**Description of the task**. In how many lines of the listing does the word "clicking" appear? Reply with the number only.

**Records shown**.

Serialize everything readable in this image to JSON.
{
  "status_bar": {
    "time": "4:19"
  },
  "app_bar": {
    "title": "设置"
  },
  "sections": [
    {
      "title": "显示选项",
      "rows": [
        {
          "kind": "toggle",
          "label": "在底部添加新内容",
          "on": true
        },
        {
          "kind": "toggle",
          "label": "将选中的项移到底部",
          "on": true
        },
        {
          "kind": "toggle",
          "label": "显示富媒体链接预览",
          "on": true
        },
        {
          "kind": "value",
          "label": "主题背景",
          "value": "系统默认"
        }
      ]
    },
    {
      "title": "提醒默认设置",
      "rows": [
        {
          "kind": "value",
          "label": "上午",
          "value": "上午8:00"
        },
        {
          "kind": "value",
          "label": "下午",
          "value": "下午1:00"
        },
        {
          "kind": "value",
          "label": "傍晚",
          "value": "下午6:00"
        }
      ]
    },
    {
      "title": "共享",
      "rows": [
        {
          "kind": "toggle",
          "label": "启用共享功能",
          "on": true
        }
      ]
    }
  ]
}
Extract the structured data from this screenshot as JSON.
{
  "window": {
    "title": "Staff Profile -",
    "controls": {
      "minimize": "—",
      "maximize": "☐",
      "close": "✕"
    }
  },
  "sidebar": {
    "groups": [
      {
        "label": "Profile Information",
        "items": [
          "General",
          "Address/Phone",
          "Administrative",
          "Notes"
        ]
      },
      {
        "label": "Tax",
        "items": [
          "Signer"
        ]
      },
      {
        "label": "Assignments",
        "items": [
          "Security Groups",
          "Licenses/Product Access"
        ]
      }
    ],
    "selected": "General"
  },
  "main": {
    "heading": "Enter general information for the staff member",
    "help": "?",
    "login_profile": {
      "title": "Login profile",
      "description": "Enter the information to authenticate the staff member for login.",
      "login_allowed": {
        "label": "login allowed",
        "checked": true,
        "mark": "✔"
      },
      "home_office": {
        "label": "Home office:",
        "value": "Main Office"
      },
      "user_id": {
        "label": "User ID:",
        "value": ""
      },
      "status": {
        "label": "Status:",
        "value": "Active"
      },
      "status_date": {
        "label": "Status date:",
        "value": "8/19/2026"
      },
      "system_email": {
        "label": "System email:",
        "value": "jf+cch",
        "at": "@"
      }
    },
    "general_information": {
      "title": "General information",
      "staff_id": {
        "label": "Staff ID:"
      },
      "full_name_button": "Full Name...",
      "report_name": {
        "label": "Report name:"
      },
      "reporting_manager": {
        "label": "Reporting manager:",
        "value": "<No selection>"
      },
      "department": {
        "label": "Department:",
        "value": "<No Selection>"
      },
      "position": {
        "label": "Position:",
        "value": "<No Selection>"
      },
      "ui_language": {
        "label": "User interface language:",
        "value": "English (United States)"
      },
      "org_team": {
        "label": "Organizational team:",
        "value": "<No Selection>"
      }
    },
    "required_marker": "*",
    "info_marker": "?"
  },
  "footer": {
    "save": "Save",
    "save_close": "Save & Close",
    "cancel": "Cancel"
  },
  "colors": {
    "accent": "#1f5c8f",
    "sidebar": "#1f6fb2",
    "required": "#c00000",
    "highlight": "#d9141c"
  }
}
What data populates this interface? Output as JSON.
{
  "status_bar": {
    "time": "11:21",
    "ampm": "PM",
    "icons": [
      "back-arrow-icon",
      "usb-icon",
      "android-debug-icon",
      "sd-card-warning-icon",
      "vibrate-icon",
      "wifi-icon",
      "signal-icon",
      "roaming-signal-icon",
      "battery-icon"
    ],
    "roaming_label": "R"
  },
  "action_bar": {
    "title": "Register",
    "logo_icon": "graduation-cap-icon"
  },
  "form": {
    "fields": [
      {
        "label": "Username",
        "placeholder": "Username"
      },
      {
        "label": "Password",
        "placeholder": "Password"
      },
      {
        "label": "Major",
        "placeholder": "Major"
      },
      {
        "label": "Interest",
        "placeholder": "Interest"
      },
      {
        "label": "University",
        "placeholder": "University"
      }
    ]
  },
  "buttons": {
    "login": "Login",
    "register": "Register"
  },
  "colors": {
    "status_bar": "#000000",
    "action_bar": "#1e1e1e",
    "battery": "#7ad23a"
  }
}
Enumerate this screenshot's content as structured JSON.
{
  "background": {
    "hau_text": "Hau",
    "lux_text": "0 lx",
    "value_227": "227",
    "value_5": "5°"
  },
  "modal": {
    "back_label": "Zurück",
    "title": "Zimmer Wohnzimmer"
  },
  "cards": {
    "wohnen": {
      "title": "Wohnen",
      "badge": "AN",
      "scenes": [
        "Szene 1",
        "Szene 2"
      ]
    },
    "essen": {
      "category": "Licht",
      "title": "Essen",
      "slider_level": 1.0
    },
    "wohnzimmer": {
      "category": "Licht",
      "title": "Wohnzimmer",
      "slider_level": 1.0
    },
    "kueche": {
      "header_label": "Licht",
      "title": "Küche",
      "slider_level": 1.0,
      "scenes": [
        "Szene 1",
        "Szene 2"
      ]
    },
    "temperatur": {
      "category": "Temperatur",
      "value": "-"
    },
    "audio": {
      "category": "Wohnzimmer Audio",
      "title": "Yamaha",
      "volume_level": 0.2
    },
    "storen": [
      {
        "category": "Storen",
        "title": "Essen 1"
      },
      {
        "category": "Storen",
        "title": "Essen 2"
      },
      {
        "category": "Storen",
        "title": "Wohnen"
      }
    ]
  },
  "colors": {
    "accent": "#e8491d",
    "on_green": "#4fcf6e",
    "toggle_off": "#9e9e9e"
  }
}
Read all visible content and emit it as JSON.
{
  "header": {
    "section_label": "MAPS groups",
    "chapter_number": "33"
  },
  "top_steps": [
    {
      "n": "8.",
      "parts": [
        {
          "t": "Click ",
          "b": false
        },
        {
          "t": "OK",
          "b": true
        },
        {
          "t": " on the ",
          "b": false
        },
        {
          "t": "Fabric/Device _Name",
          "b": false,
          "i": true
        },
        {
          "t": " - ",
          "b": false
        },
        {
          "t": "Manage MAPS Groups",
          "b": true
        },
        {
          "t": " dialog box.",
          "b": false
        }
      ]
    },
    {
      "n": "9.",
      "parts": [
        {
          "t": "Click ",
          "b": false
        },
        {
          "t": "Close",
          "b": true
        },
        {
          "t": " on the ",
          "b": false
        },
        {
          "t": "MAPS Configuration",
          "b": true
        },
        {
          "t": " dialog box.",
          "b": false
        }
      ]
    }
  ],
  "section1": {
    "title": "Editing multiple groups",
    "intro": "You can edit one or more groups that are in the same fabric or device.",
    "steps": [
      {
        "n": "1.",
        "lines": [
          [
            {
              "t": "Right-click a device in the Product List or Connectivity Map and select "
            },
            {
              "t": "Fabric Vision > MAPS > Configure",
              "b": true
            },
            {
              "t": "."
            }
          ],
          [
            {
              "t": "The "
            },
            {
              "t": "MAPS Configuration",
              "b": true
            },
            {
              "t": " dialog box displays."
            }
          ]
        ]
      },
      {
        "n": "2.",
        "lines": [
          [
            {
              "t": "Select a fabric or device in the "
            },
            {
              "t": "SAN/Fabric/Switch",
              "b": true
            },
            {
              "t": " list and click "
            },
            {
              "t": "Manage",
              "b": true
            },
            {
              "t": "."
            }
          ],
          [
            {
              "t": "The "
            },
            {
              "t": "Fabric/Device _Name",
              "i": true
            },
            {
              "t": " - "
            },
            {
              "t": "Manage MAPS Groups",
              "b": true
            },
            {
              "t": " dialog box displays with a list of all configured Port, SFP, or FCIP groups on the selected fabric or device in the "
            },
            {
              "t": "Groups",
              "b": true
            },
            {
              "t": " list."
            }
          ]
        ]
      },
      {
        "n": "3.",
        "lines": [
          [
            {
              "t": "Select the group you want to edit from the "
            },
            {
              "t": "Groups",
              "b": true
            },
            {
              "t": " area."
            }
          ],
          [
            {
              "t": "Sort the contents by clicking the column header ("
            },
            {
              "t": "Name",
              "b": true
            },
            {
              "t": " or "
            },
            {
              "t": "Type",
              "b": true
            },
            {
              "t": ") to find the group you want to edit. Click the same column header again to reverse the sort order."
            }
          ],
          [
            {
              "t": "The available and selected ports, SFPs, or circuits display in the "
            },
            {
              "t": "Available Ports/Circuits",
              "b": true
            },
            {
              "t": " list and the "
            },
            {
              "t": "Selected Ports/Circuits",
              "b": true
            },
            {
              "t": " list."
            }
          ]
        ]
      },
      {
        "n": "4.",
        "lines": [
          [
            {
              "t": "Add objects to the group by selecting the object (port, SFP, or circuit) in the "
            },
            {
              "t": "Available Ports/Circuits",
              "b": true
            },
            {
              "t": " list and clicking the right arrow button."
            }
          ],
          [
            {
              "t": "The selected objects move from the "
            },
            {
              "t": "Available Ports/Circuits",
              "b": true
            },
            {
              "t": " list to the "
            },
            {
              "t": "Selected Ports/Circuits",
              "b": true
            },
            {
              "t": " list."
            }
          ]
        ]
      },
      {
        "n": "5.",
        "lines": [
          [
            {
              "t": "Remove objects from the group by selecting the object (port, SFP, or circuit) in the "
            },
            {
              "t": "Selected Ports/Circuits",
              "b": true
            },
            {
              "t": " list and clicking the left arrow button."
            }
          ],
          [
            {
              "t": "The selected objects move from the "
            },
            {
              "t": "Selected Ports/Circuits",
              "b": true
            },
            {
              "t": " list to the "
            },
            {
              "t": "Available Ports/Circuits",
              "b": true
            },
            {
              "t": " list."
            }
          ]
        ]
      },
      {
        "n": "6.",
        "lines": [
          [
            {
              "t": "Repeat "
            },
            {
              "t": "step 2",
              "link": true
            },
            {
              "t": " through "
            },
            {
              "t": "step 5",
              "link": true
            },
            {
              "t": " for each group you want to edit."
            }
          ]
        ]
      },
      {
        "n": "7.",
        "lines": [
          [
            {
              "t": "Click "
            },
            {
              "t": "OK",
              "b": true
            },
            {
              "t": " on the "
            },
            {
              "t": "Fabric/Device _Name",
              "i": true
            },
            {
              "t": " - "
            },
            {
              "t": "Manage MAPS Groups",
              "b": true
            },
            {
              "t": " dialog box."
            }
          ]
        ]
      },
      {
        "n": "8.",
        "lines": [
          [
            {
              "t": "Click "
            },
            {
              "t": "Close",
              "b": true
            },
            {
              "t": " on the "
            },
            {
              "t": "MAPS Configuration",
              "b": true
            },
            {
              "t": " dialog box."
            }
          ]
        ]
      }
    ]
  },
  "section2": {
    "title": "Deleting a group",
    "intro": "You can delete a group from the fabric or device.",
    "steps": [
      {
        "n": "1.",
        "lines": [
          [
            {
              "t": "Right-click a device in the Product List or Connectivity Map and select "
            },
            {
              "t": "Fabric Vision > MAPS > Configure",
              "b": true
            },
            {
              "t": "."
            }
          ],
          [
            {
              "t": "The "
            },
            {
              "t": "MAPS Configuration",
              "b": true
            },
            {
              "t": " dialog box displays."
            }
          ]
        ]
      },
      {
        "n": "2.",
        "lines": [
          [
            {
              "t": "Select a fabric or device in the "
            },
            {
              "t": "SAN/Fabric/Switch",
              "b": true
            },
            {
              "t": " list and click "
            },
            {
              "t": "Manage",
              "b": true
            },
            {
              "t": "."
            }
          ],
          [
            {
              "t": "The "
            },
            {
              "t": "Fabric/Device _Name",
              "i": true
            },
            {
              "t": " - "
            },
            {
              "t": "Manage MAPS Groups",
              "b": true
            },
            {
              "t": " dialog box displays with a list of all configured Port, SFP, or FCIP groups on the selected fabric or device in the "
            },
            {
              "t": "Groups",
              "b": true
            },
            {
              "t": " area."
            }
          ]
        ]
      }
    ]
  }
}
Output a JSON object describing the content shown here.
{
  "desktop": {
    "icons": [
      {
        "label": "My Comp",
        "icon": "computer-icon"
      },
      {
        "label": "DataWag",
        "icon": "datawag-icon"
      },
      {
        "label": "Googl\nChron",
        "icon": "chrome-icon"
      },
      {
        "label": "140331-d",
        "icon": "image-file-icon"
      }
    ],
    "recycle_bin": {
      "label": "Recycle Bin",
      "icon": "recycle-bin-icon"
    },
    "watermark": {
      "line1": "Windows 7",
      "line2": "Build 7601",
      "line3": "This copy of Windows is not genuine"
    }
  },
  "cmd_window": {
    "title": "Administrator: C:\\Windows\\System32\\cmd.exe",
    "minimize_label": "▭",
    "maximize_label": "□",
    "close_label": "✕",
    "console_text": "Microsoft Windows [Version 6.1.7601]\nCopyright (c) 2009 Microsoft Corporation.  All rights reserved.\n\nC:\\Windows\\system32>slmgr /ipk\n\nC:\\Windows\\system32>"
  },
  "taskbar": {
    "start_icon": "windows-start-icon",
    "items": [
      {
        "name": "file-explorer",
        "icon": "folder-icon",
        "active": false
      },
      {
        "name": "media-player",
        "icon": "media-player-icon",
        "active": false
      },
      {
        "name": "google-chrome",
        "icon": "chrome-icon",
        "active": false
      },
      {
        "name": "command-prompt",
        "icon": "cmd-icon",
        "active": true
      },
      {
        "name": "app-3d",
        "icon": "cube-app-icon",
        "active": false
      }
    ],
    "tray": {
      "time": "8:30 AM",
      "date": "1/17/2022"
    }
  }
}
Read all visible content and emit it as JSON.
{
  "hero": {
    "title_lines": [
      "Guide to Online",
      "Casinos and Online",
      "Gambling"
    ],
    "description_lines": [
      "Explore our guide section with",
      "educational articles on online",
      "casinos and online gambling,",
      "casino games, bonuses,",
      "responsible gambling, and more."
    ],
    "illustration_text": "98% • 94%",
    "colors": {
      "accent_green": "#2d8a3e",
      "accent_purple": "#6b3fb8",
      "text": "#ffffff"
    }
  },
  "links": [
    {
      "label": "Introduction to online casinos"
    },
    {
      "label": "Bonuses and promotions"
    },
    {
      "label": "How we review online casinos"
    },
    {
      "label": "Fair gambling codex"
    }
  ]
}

**Exercise response**. 3